### Work instructions
Identify each line below that contains the word "title", and copy it out.
Segment Start: Given records
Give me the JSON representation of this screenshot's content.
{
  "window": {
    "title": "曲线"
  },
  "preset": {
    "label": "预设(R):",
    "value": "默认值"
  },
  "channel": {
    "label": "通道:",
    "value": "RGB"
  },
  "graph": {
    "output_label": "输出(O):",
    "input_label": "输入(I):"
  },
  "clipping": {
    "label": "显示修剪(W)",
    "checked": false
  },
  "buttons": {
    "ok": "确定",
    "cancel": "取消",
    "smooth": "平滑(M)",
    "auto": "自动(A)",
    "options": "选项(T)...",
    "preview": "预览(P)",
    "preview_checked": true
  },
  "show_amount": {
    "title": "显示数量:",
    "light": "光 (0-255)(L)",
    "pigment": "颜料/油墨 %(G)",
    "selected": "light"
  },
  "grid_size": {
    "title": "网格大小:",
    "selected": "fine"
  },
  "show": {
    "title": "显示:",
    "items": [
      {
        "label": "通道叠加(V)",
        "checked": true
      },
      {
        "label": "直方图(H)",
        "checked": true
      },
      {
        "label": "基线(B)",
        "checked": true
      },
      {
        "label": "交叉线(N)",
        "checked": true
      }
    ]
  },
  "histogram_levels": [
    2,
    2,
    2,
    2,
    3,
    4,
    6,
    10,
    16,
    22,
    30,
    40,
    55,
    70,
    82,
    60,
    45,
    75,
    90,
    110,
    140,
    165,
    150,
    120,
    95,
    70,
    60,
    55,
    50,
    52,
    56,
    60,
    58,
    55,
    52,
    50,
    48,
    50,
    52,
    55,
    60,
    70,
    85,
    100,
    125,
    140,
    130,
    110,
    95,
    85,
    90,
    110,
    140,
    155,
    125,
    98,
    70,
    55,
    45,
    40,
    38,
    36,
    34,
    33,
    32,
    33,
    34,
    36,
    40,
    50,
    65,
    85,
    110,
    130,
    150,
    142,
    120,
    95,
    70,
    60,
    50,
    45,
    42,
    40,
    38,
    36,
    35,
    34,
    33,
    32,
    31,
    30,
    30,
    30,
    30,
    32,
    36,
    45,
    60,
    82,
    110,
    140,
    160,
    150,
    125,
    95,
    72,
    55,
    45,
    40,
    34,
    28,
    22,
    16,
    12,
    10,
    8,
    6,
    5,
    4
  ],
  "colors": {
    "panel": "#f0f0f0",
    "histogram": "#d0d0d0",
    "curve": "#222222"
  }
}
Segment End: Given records
### Output for this exercise
    "title": "曲线"
    "title": "显示数量:",
    "title": "网格大小:",
    "title": "显示:",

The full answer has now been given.